The department said non-financial company labor costs rose, but were partially offset by price increases.
Profits rose just 2.6 percent for all of 2007, compared with a 12.2 percent gain in the prior year.
The Commerce Department report confirmed the U.S. economy grew at an annual rate of just 0.6 percent in the fourth quarter, unchanged from a previous estimate and down sharply from 4.9 percent in the third quarter.
The U.S. economy grew 2.2 percent for all of last year, the slowest since 2002, the Commerce Department said, as economists were forecasting a possible recession this year.
“The good thing is that we saw this coming late last year” and the Bush administration worked with Congress to pass a $152 billion economic stimulus package for 2008, Commerce Secretary Carlos Gutierrez said in an interview.
Because of that, and other steps the Federal Reserve has taken to shore up economic growth, “most forecasts suggest the first quarter will be the most difficult of the year and that in the back half of the year ... we will see the economy perform a lot better,” Gutierrez said.
The GDP data helped push the dollar higher on Thursday after steep losses in the last two sessions.

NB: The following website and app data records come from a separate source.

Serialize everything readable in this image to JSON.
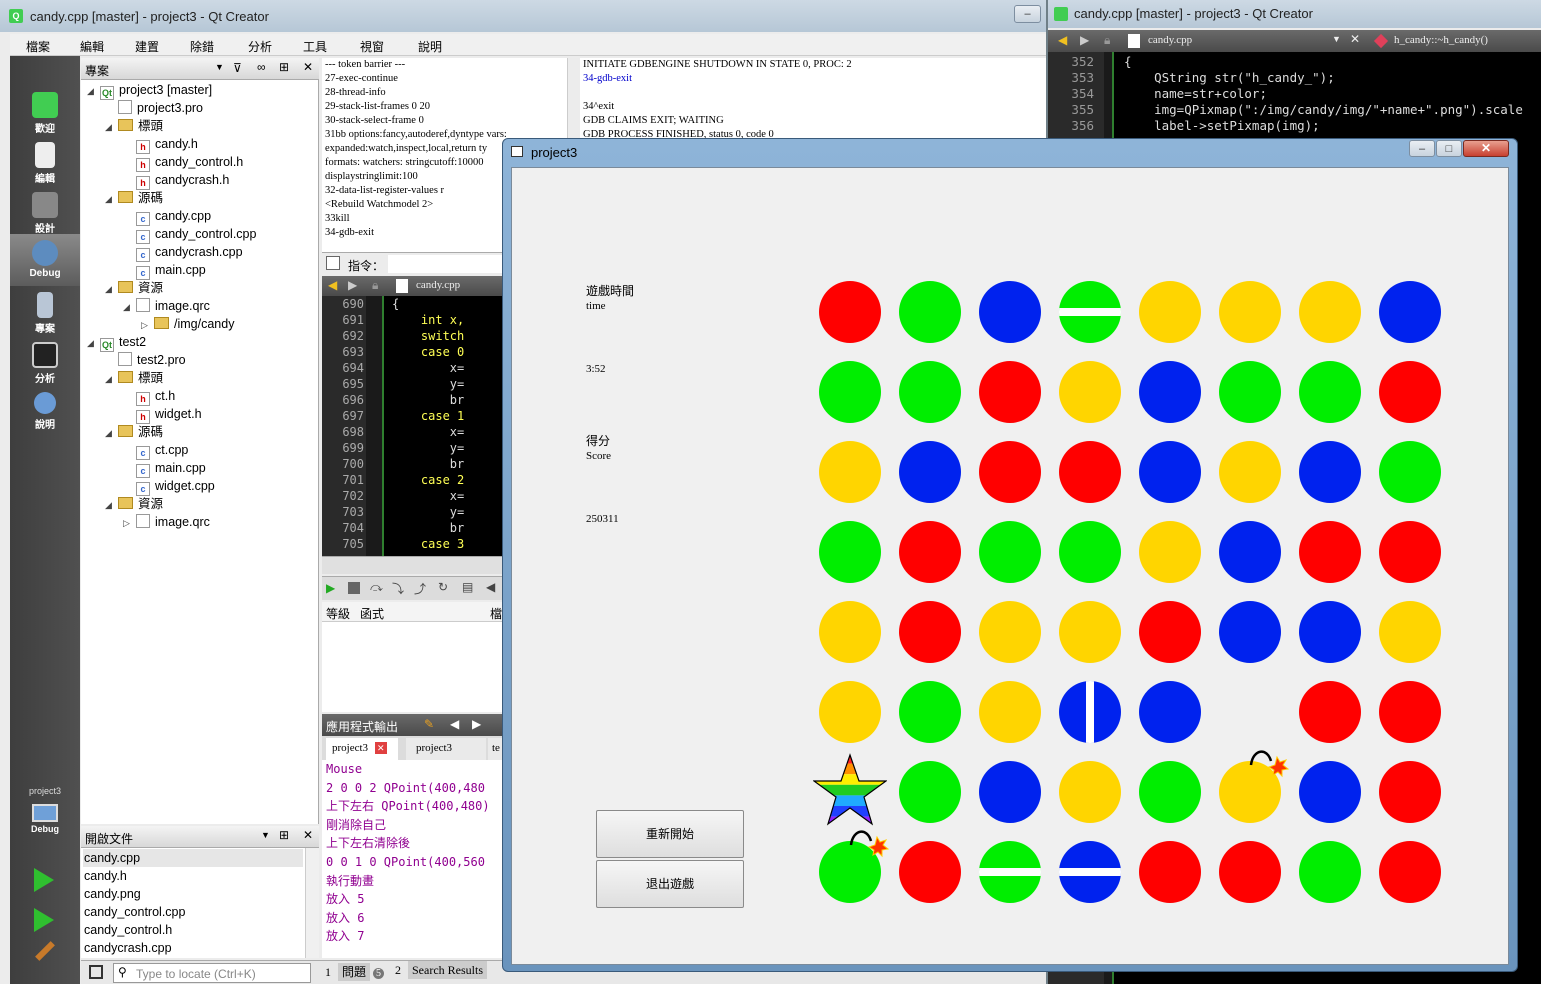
{
  "qtcreator": {
    "title": "candy.cpp [master] - project3 - Qt Creator",
    "menu": [
      "檔案",
      "編輯",
      "建置",
      "除錯",
      "分析",
      "工具",
      "視窗",
      "說明"
    ],
    "modes": [
      {
        "label": "歡迎",
        "icon": "qt-logo-icon"
      },
      {
        "label": "編輯",
        "icon": "document-icon"
      },
      {
        "label": "設計",
        "icon": "design-tools-icon"
      },
      {
        "label": "Debug",
        "icon": "debug-bug-icon"
      },
      {
        "label": "專案",
        "icon": "project-wrench-icon"
      },
      {
        "label": "分析",
        "icon": "analyze-icon"
      },
      {
        "label": "說明",
        "icon": "help-icon"
      }
    ],
    "kit_label": "project3",
    "kit_mode": "Debug",
    "projects_header": "專案",
    "tree": [
      {
        "text": "project3 [master]",
        "depth": 0,
        "kind": "project",
        "open": true,
        "bold": false
      },
      {
        "text": "project3.pro",
        "depth": 1,
        "kind": "pro"
      },
      {
        "text": "標頭",
        "depth": 1,
        "kind": "folder",
        "open": true
      },
      {
        "text": "candy.h",
        "depth": 2,
        "kind": "h"
      },
      {
        "text": "candy_control.h",
        "depth": 2,
        "kind": "h"
      },
      {
        "text": "candycrash.h",
        "depth": 2,
        "kind": "h"
      },
      {
        "text": "源碼",
        "depth": 1,
        "kind": "folder",
        "open": true
      },
      {
        "text": "candy.cpp",
        "depth": 2,
        "kind": "cpp"
      },
      {
        "text": "candy_control.cpp",
        "depth": 2,
        "kind": "cpp"
      },
      {
        "text": "candycrash.cpp",
        "depth": 2,
        "kind": "cpp"
      },
      {
        "text": "main.cpp",
        "depth": 2,
        "kind": "cpp"
      },
      {
        "text": "資源",
        "depth": 1,
        "kind": "folder",
        "open": true
      },
      {
        "text": "image.qrc",
        "depth": 2,
        "kind": "qrc",
        "open": true
      },
      {
        "text": "/img/candy",
        "depth": 3,
        "kind": "folder",
        "open": false
      },
      {
        "text": "test2",
        "depth": 0,
        "kind": "project",
        "open": true
      },
      {
        "text": "test2.pro",
        "depth": 1,
        "kind": "pro"
      },
      {
        "text": "標頭",
        "depth": 1,
        "kind": "folder",
        "open": true
      },
      {
        "text": "ct.h",
        "depth": 2,
        "kind": "h"
      },
      {
        "text": "widget.h",
        "depth": 2,
        "kind": "h"
      },
      {
        "text": "源碼",
        "depth": 1,
        "kind": "folder",
        "open": true
      },
      {
        "text": "ct.cpp",
        "depth": 2,
        "kind": "cpp"
      },
      {
        "text": "main.cpp",
        "depth": 2,
        "kind": "cpp"
      },
      {
        "text": "widget.cpp",
        "depth": 2,
        "kind": "cpp"
      },
      {
        "text": "資源",
        "depth": 1,
        "kind": "folder",
        "open": true
      },
      {
        "text": "image.qrc",
        "depth": 2,
        "kind": "qrc",
        "open": false
      }
    ],
    "open_docs_header": "開啟文件",
    "open_docs": [
      "candy.cpp",
      "candy.h",
      "candy.png",
      "candy_control.cpp",
      "candy_control.h",
      "candycrash.cpp"
    ],
    "locate_placeholder": "Type to locate (Ctrl+K)",
    "status_tabs": [
      {
        "num": "1",
        "label": "問題",
        "badge": "5"
      },
      {
        "num": "2",
        "label": "Search Results"
      }
    ],
    "gdb_log": [
      "--- token barrier ---",
      "27-exec-continue",
      "28-thread-info",
      "29-stack-list-frames 0 20",
      "30-stack-select-frame 0",
      "31bb options:fancy,autoderef,dyntype vars:",
      "expanded:watch,inspect,local,return ty",
      "formats: watchers: stringcutoff:10000",
      "displaystringlimit:100",
      "32-data-list-register-values r",
      "<Rebuild Watchmodel 2>",
      "33kill",
      "34-gdb-exit"
    ],
    "gdb_log2": [
      {
        "text": "INITIATE GDBENGINE SHUTDOWN IN STATE 0, PROC: 2",
        "blue": false
      },
      {
        "text": "34-gdb-exit",
        "blue": true
      },
      {
        "text": "",
        "blue": false
      },
      {
        "text": "34^exit",
        "blue": false
      },
      {
        "text": "GDB CLAIMS EXIT; WAITING",
        "blue": false
      },
      {
        "text": "GDB PROCESS FINISHED, status 0, code 0",
        "blue": false
      }
    ],
    "command_label": "指令：",
    "editor_file": "candy.cpp",
    "editor_lines": [
      {
        "n": "690",
        "c": "{"
      },
      {
        "n": "691",
        "c": "    int x,"
      },
      {
        "n": "692",
        "c": "    switch"
      },
      {
        "n": "693",
        "c": "    case 0"
      },
      {
        "n": "694",
        "c": "        x="
      },
      {
        "n": "695",
        "c": "        y="
      },
      {
        "n": "696",
        "c": "        br"
      },
      {
        "n": "697",
        "c": "    case 1"
      },
      {
        "n": "698",
        "c": "        x="
      },
      {
        "n": "699",
        "c": "        y="
      },
      {
        "n": "700",
        "c": "        br"
      },
      {
        "n": "701",
        "c": "    case 2"
      },
      {
        "n": "702",
        "c": "        x="
      },
      {
        "n": "703",
        "c": "        y="
      },
      {
        "n": "704",
        "c": "        br"
      },
      {
        "n": "705",
        "c": "    case 3"
      }
    ],
    "stack_headers": [
      "等級",
      "函式",
      "檔"
    ],
    "app_output_header": "應用程式輸出",
    "app_tabs": [
      "project3",
      "project3",
      "te"
    ],
    "app_output": [
      "Mouse",
      "2 0 0 2 QPoint(400,480",
      "上下左右 QPoint(400,480)",
      "剛消除自己",
      "上下左右清除後",
      "0 0 1 0 QPoint(400,560",
      "執行動畫",
      "放入 5",
      "放入 6",
      "放入 7"
    ]
  },
  "right_window": {
    "title": "candy.cpp [master] - project3 - Qt Creator",
    "file": "candy.cpp",
    "symbol": "h_candy::~h_candy()",
    "lines": [
      {
        "n": "352",
        "c": "{"
      },
      {
        "n": "353",
        "c": "    QString str(\"h_candy_\");"
      },
      {
        "n": "354",
        "c": "    name=str+color;"
      },
      {
        "n": "355",
        "c": "    img=QPixmap(\":/img/candy/img/\"+name+\".png\").scale"
      },
      {
        "n": "356",
        "c": "    label->setPixmap(img);"
      }
    ]
  },
  "game": {
    "title": "project3",
    "time_label_cn": "遊戲時間",
    "time_label_en": "time",
    "time_value": "3:52",
    "score_label_cn": "得分",
    "score_label_en": "Score",
    "score_value": "250311",
    "restart_button": "重新開始",
    "quit_button": "退出遊戲",
    "colors": {
      "r": "#ff0000",
      "g": "#00ee00",
      "b": "#0022ee",
      "y": "#ffd500"
    },
    "grid": [
      [
        "r",
        "g",
        "b",
        "gH",
        "y",
        "y",
        "y",
        "b"
      ],
      [
        "g",
        "g",
        "r",
        "y",
        "b",
        "g",
        "g",
        "r"
      ],
      [
        "y",
        "b",
        "r",
        "r",
        "b",
        "y",
        "b",
        "g"
      ],
      [
        "g",
        "r",
        "g",
        "g",
        "y",
        "b",
        "r",
        "r"
      ],
      [
        "y",
        "r",
        "y",
        "y",
        "r",
        "b",
        "b",
        "y"
      ],
      [
        "y",
        "g",
        "y",
        "bV",
        "b",
        "_",
        "r",
        "r"
      ],
      [
        "star",
        "g",
        "b",
        "y",
        "g",
        "yB",
        "b",
        "r"
      ],
      [
        "gB",
        "r",
        "gH",
        "bH",
        "r",
        "r",
        "g",
        "r"
      ]
    ]
  }
}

Spending on new homes plunged 25.2 percent in the fourth quarter, the biggest drop since 1981, the Commerce Department said.
The housing market woes have rattled worldwide financial markets, forcing the Federal Reserve to aggressively cut its key interest rate by 3 percentage points since mid-September.
The gloomy economic news continued into this year with data on Wednesday showing sales of new U.S. single-family homes fell to the slowest pace in 13 years while orders for durable goods tumbled unexpectedly last month.
“Anyone who thinks we’re not in a recession is living under a rock. Let’s just get it over with,” said Joe Saluzzi, co-manager of trading at Themis Trading in Chatham, New Jersey.
Gutierrez urged Congress to swiftly pass legislation to modernize the Federal Housing Administration, which he said would help hundreds of thousands additional families, and to give housing finance agencies Fannie Mae and Freddie Mac more oversight authority.
Gutierrez said he did not see a need for additional government action to bail out the housing market.
“Imbalances and excesses normally lead to corrections. We had some excesses in the housing markets -- in pricing, in sales, in the number of people who bought who perhaps should not have been buying,” Gutierrez said.
Editing by Tom Hals; Editing by Leslie Adler
Our Standards: The Thomson Reuters Trust Principles.